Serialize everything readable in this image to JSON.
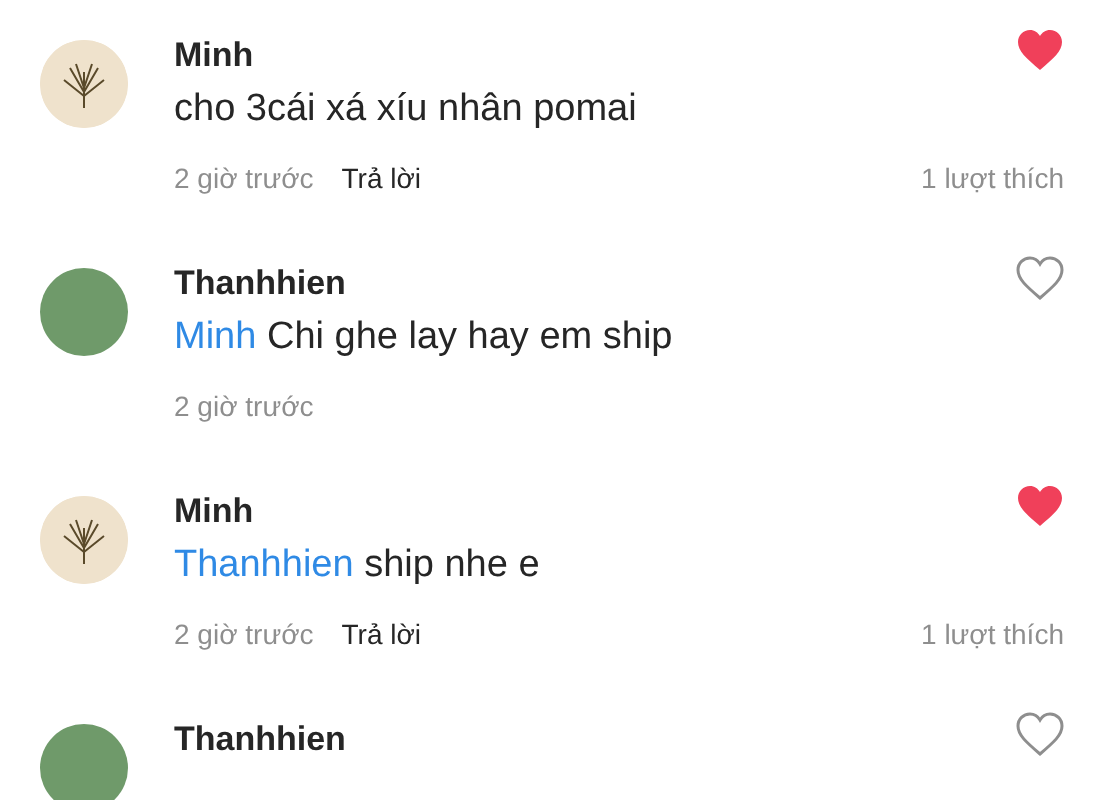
{
  "comments": [
    {
      "author": "Minh",
      "avatar": {
        "kind": "plant"
      },
      "liked": true,
      "text": "cho 3cái xá xíu nhân pomai",
      "time": "2 giờ trước",
      "reply": "Trả lời",
      "likes": "1 lượt thích"
    },
    {
      "author": "Thanhhien",
      "avatar": {
        "kind": "photo"
      },
      "liked": false,
      "mention": "Minh",
      "text": "Chi ghe lay hay em ship",
      "time": "2 giờ trước"
    },
    {
      "author": "Minh",
      "avatar": {
        "kind": "plant"
      },
      "liked": true,
      "mention": "Thanhhien",
      "text": "ship nhe e",
      "time": "2 giờ trước",
      "reply": "Trả lời",
      "likes": "1 lượt thích"
    },
    {
      "author": "Thanhhien",
      "avatar": {
        "kind": "photo"
      },
      "liked": false
    }
  ]
}
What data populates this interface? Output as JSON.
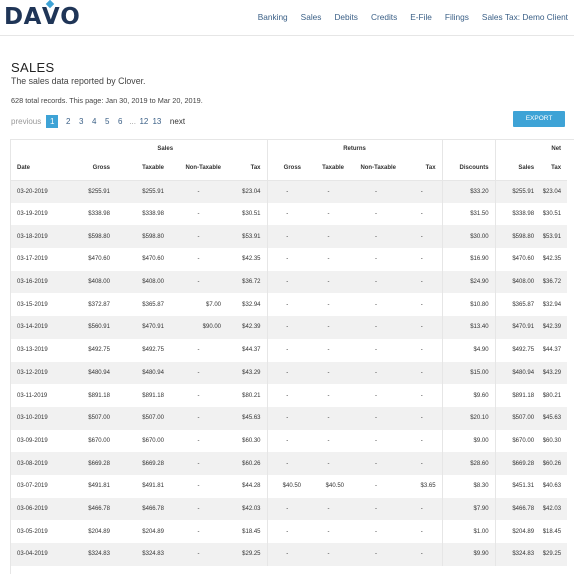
{
  "brand": "DAVO",
  "nav": [
    "Banking",
    "Sales",
    "Debits",
    "Credits",
    "E-File",
    "Filings",
    "Sales Tax: Demo Client"
  ],
  "page": {
    "title": "SALES",
    "subtitle": "The sales data reported by Clover.",
    "records": "628 total records. This page: Jan 30, 2019 to Mar 20, 2019."
  },
  "pagination": {
    "previous": "previous",
    "pages": [
      "1",
      "2",
      "3",
      "4",
      "5",
      "6"
    ],
    "ellipsis": "...",
    "last_pages": [
      "12",
      "13"
    ],
    "next": "next",
    "current": "1"
  },
  "export_label": "EXPORT",
  "table": {
    "group_headers": {
      "sales": "Sales",
      "returns": "Returns",
      "net": "Net"
    },
    "columns": [
      "Date",
      "Gross",
      "Taxable",
      "Non-Taxable",
      "Tax",
      "Gross",
      "Taxable",
      "Non-Taxable",
      "Tax",
      "Discounts",
      "Sales",
      "Tax"
    ],
    "rows": [
      [
        "03-20-2019",
        "$255.91",
        "$255.91",
        "-",
        "$23.04",
        "-",
        "-",
        "-",
        "-",
        "$33.20",
        "$255.91",
        "$23.04"
      ],
      [
        "03-19-2019",
        "$338.98",
        "$338.98",
        "-",
        "$30.51",
        "-",
        "-",
        "-",
        "-",
        "$31.50",
        "$338.98",
        "$30.51"
      ],
      [
        "03-18-2019",
        "$598.80",
        "$598.80",
        "-",
        "$53.91",
        "-",
        "-",
        "-",
        "-",
        "$30.00",
        "$598.80",
        "$53.91"
      ],
      [
        "03-17-2019",
        "$470.60",
        "$470.60",
        "-",
        "$42.35",
        "-",
        "-",
        "-",
        "-",
        "$16.90",
        "$470.60",
        "$42.35"
      ],
      [
        "03-16-2019",
        "$408.00",
        "$408.00",
        "-",
        "$36.72",
        "-",
        "-",
        "-",
        "-",
        "$24.90",
        "$408.00",
        "$36.72"
      ],
      [
        "03-15-2019",
        "$372.87",
        "$365.87",
        "$7.00",
        "$32.94",
        "-",
        "-",
        "-",
        "-",
        "$10.80",
        "$365.87",
        "$32.94"
      ],
      [
        "03-14-2019",
        "$560.91",
        "$470.91",
        "$90.00",
        "$42.39",
        "-",
        "-",
        "-",
        "-",
        "$13.40",
        "$470.91",
        "$42.39"
      ],
      [
        "03-13-2019",
        "$492.75",
        "$492.75",
        "-",
        "$44.37",
        "-",
        "-",
        "-",
        "-",
        "$4.90",
        "$492.75",
        "$44.37"
      ],
      [
        "03-12-2019",
        "$480.94",
        "$480.94",
        "-",
        "$43.29",
        "-",
        "-",
        "-",
        "-",
        "$15.00",
        "$480.94",
        "$43.29"
      ],
      [
        "03-11-2019",
        "$891.18",
        "$891.18",
        "-",
        "$80.21",
        "-",
        "-",
        "-",
        "-",
        "$9.60",
        "$891.18",
        "$80.21"
      ],
      [
        "03-10-2019",
        "$507.00",
        "$507.00",
        "-",
        "$45.63",
        "-",
        "-",
        "-",
        "-",
        "$20.10",
        "$507.00",
        "$45.63"
      ],
      [
        "03-09-2019",
        "$670.00",
        "$670.00",
        "-",
        "$60.30",
        "-",
        "-",
        "-",
        "-",
        "$9.00",
        "$670.00",
        "$60.30"
      ],
      [
        "03-08-2019",
        "$669.28",
        "$669.28",
        "-",
        "$60.26",
        "-",
        "-",
        "-",
        "-",
        "$28.60",
        "$669.28",
        "$60.26"
      ],
      [
        "03-07-2019",
        "$491.81",
        "$491.81",
        "-",
        "$44.28",
        "$40.50",
        "$40.50",
        "-",
        "$3.65",
        "$8.30",
        "$451.31",
        "$40.63"
      ],
      [
        "03-06-2019",
        "$466.78",
        "$466.78",
        "-",
        "$42.03",
        "-",
        "-",
        "-",
        "-",
        "$7.90",
        "$466.78",
        "$42.03"
      ],
      [
        "03-05-2019",
        "$204.89",
        "$204.89",
        "-",
        "$18.45",
        "-",
        "-",
        "-",
        "-",
        "$1.00",
        "$204.89",
        "$18.45"
      ],
      [
        "03-04-2019",
        "$324.83",
        "$324.83",
        "-",
        "$29.25",
        "-",
        "-",
        "-",
        "-",
        "$9.90",
        "$324.83",
        "$29.25"
      ]
    ]
  }
}
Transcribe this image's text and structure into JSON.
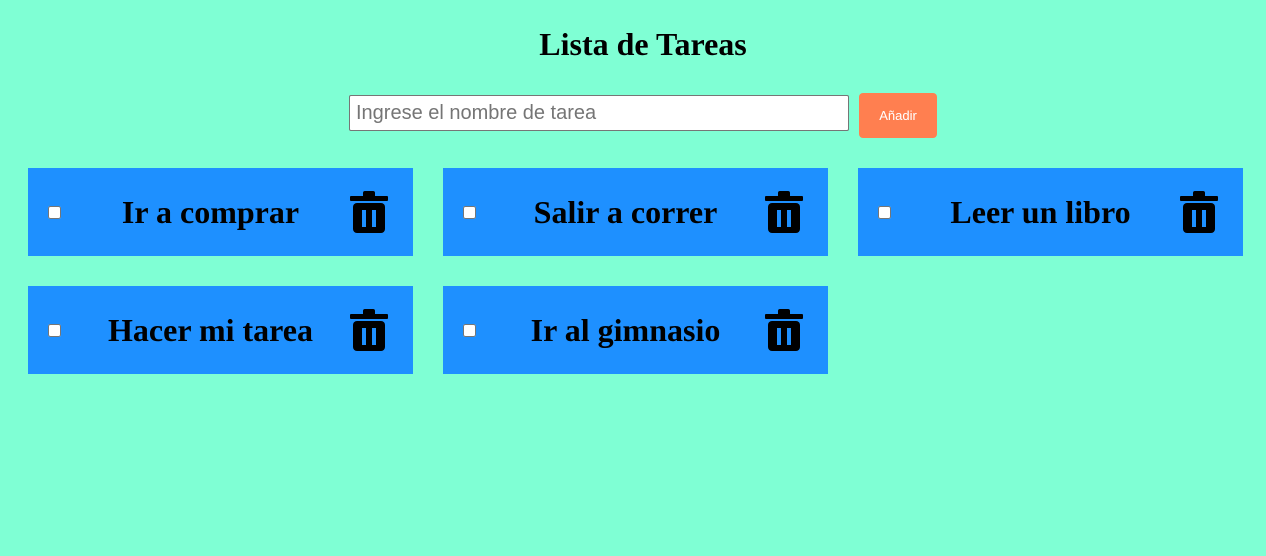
{
  "header": {
    "title": "Lista de Tareas"
  },
  "form": {
    "input_value": "",
    "input_placeholder": "Ingrese el nombre de tarea",
    "add_button_label": "Añadir"
  },
  "tasks": [
    {
      "label": "Ir a comprar",
      "checked": false,
      "delete_icon": "trash-icon"
    },
    {
      "label": "Salir a correr",
      "checked": false,
      "delete_icon": "trash-icon"
    },
    {
      "label": "Leer un libro",
      "checked": false,
      "delete_icon": "trash-icon"
    },
    {
      "label": "Hacer mi tarea",
      "checked": false,
      "delete_icon": "trash-icon"
    },
    {
      "label": "Ir al gimnasio",
      "checked": false,
      "delete_icon": "trash-icon"
    }
  ],
  "colors": {
    "background": "#7fffd4",
    "card": "#1e90ff",
    "add_button": "#ff7f50",
    "text": "#000000"
  }
}
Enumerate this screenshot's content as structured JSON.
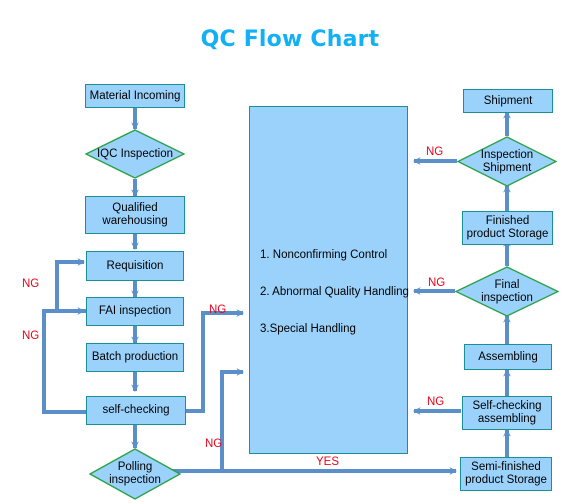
{
  "title": "QC Flow Chart",
  "colors": {
    "title": "#13b0f5",
    "node_fill": "#9bd2fb",
    "node_border": "#1a8f96",
    "diamond_border": "#2aa148",
    "connector": "#5b8fc9",
    "edge_label": "#e8051b",
    "background": "#ffffff"
  },
  "nodes": {
    "material_incoming": {
      "label": "Material Incoming",
      "shape": "process"
    },
    "iqc_inspection": {
      "label": "IQC Inspection",
      "shape": "decision"
    },
    "qualified_warehousing": {
      "label": "Qualified\nwarehousing",
      "shape": "process"
    },
    "requisition": {
      "label": "Requisition",
      "shape": "process"
    },
    "fai_inspection": {
      "label": "FAI inspection",
      "shape": "process"
    },
    "batch_production": {
      "label": "Batch production",
      "shape": "process"
    },
    "self_checking": {
      "label": "self-checking",
      "shape": "process"
    },
    "polling_inspection": {
      "label": "Polling\ninspection",
      "shape": "decision"
    },
    "semi_finished_storage": {
      "label": "Semi-finished\nproduct Storage",
      "shape": "process"
    },
    "self_checking_assembling": {
      "label": "Self-checking\nassembling",
      "shape": "process"
    },
    "assembling": {
      "label": "Assembling",
      "shape": "process"
    },
    "final_inspection": {
      "label": "Final\ninspection",
      "shape": "decision"
    },
    "finished_product_storage": {
      "label": "Finished\nproduct Storage",
      "shape": "process"
    },
    "inspection_shipment": {
      "label": "Inspection\nShipment",
      "shape": "decision"
    },
    "shipment": {
      "label": "Shipment",
      "shape": "process"
    }
  },
  "central_box": {
    "items": [
      "1. Nonconfirming Control",
      "2. Abnormal Quality Handling",
      "3.Special Handling"
    ]
  },
  "edge_labels": {
    "ng_requisition": "NG",
    "ng_fai": "NG",
    "ng_self_checking": "NG",
    "ng_polling": "NG",
    "ng_self_checking_assembling": "NG",
    "ng_final_inspection": "NG",
    "ng_inspection_shipment": "NG",
    "yes_polling": "YES"
  }
}
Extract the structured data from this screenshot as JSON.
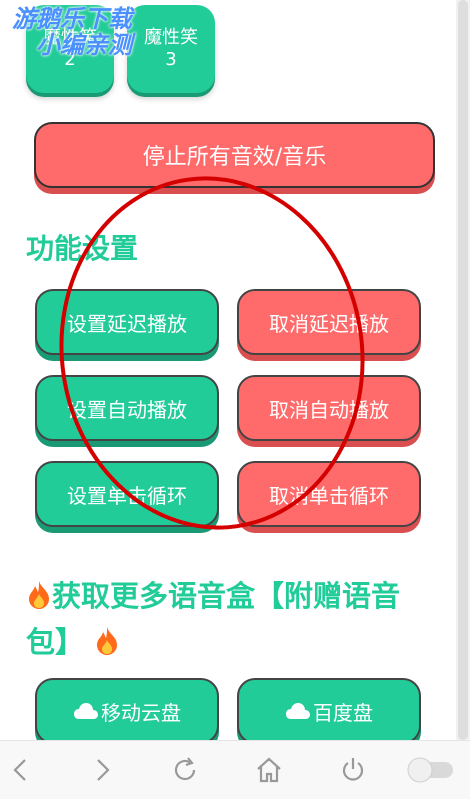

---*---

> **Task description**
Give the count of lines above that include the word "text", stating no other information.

> **Result for this task**
5